Van der Aa has a fascination for issues of identity, and shifts the concept of dialogue to the internalised conversation of players and personalities with themselves and their material, a self-contained monologue that only becomes critical at the point when they come into contact with other players and the outside world. That is the moment when things become interestingly dangerous for a theatrical composer of his ilk. Themes are the sound and the ‘ego’, figures in the mirror of the soul as seen by others, a stranger whom they may be keen to encounter but can only stratification of the vista. Using targeted intrusions to the physical sound world, with overtones and tonal attacks recorded on soundtracks Van der Aa confronts his audience with Escher-like distortions of perspective in the acoustic reality. The distinctions observe in a distorted version. Titles such as Here [to be found], Mask and Second Self reflect this approach; the intriguing, aesthetically fascinating electro-acoustic sound manipulations reflect the confusing between the real and the synthetic blur into an aural maze, precise but beyond comprehension, in which the ear, seduced by virtuosity, is left hunting for the other and the self.
Even in his earliest pieces, the ‘mechanism Fabrik , ICE,Tokyo Sinfonietta, Ensemble Modern, Freiburg Baroque Orchestra, Melbourne Symphony Orchestra, BBC Symphony Orchestra, Seattle Chamber Players, SWR orchestra Baden-Baden & Freiburg, the ASKO|Schoenberg ensemble, Amsterdam Sinfonietta, Phiharmonia Orchestra London and the Avanti! Chamber Orchestra.

Van der Aa has won acclaim for his multimedia works for the stage and concert hall; not only the operas One, After Life and The Book of Disquiet, but also Up-Close, and Transit for piano and video. He has directed both the filmed and staged elements of all of these works. His operas have been staged in more than a dozen countries, with After Life, Sunken Garden and The Book of Disquiet being regularly revived. In 1999 Michel Van der Aa was the first Dutch composer to win the prestigious International Gaudeamus Prize. Subsequent awards include the Matthijs Vermeulen prize (2004), a Siemens Composers Grant (2005), the Charlotte Köhler Prize for his directing work and the interdisciplinary character of his oeuvre (2005), the Paul Hindemith Prize (2006), and the Kagel Prize (2013). Michel van der Aa has won the 2013 Grawemeyer Award for Music Composition for his multimedia work Up- Close. In 2015 Michel van der Aa has been awarded the prestigious Johannes Vermeer Award, the Dutch state prize for the arts.
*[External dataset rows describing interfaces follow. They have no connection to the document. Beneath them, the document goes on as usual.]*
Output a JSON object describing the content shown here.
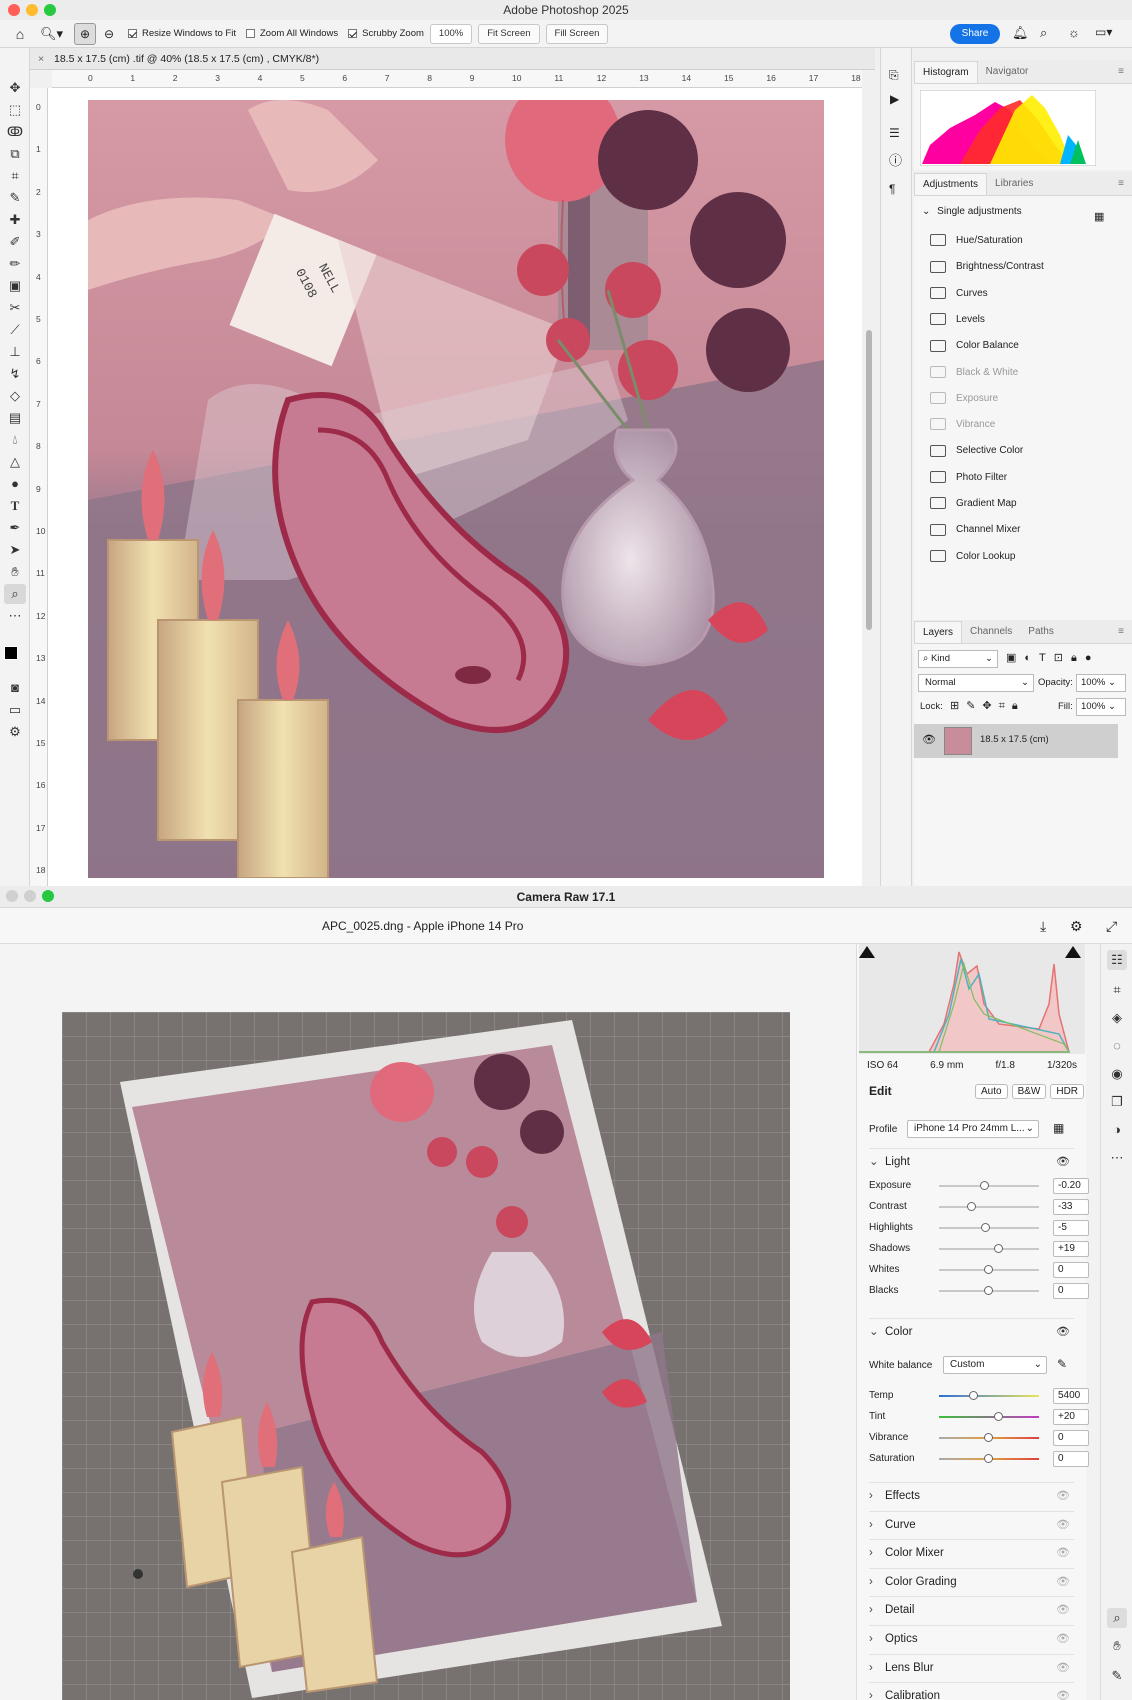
{
  "photoshop": {
    "title": "Adobe Photoshop 2025",
    "options": {
      "resize_windows": "Resize Windows to Fit",
      "zoom_all": "Zoom All Windows",
      "scrubby_zoom": "Scrubby Zoom",
      "zoom_value": "100%",
      "fit_screen": "Fit Screen",
      "fill_screen": "Fill Screen",
      "share": "Share"
    },
    "doc_tab": "18.5 x 17.5 (cm) .tif @ 40% (18.5 x 17.5 (cm) , CMYK/8*)",
    "hruler": [
      "0",
      "1",
      "2",
      "3",
      "4",
      "5",
      "6",
      "7",
      "8",
      "9",
      "10",
      "11",
      "12",
      "13",
      "14",
      "15",
      "16",
      "17",
      "18"
    ],
    "vruler": [
      "0",
      "1",
      "2",
      "3",
      "4",
      "5",
      "6",
      "7",
      "8",
      "9",
      "10",
      "11",
      "12",
      "13",
      "14",
      "15",
      "16",
      "17",
      "18"
    ],
    "histogram_tabs": [
      "Histogram",
      "Navigator"
    ],
    "adjustments_tabs": [
      "Adjustments",
      "Libraries"
    ],
    "single_adjustments": "Single adjustments",
    "adjustments": [
      {
        "label": "Hue/Saturation",
        "dim": false
      },
      {
        "label": "Brightness/Contrast",
        "dim": false
      },
      {
        "label": "Curves",
        "dim": false
      },
      {
        "label": "Levels",
        "dim": false
      },
      {
        "label": "Color Balance",
        "dim": false
      },
      {
        "label": "Black & White",
        "dim": true
      },
      {
        "label": "Exposure",
        "dim": true
      },
      {
        "label": "Vibrance",
        "dim": true
      },
      {
        "label": "Selective Color",
        "dim": false
      },
      {
        "label": "Photo Filter",
        "dim": false
      },
      {
        "label": "Gradient Map",
        "dim": false
      },
      {
        "label": "Channel Mixer",
        "dim": false
      },
      {
        "label": "Color Lookup",
        "dim": false
      }
    ],
    "layers_tabs": [
      "Layers",
      "Channels",
      "Paths"
    ],
    "layers": {
      "kind": "Kind",
      "blend": "Normal",
      "opacity_label": "Opacity:",
      "opacity": "100%",
      "lock_label": "Lock:",
      "fill_label": "Fill:",
      "fill": "100%",
      "layer_name": "18.5 x 17.5 (cm)"
    }
  },
  "camera_raw": {
    "title": "Camera Raw 17.1",
    "file": "APC_0025.dng  -  Apple iPhone 14 Pro",
    "exif": {
      "iso": "ISO 64",
      "focal": "6.9 mm",
      "aperture": "f/1.8",
      "shutter": "1/320s"
    },
    "edit_label": "Edit",
    "buttons": {
      "auto": "Auto",
      "bw": "B&W",
      "hdr": "HDR"
    },
    "profile_label": "Profile",
    "profile": "iPhone 14 Pro 24mm L...",
    "light_label": "Light",
    "light": [
      {
        "label": "Exposure",
        "value": "-0.20",
        "pos": 0.46
      },
      {
        "label": "Contrast",
        "value": "-33",
        "pos": 0.33
      },
      {
        "label": "Highlights",
        "value": "-5",
        "pos": 0.47
      },
      {
        "label": "Shadows",
        "value": "+19",
        "pos": 0.6
      },
      {
        "label": "Whites",
        "value": "0",
        "pos": 0.5
      },
      {
        "label": "Blacks",
        "value": "0",
        "pos": 0.5
      }
    ],
    "color_label": "Color",
    "wb_label": "White balance",
    "wb": "Custom",
    "color": [
      {
        "label": "Temp",
        "value": "5400",
        "pos": 0.35
      },
      {
        "label": "Tint",
        "value": "+20",
        "pos": 0.6
      },
      {
        "label": "Vibrance",
        "value": "0",
        "pos": 0.5
      },
      {
        "label": "Saturation",
        "value": "0",
        "pos": 0.5
      }
    ],
    "sections": [
      "Effects",
      "Curve",
      "Color Mixer",
      "Color Grading",
      "Detail",
      "Optics",
      "Lens Blur",
      "Calibration"
    ]
  },
  "colors": {
    "accent": "#1473e6",
    "slider_track": "#c8c8c8"
  }
}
Michel van der Aa is published by Boosey & Hawkes, and his stage works are represented by Intermusica.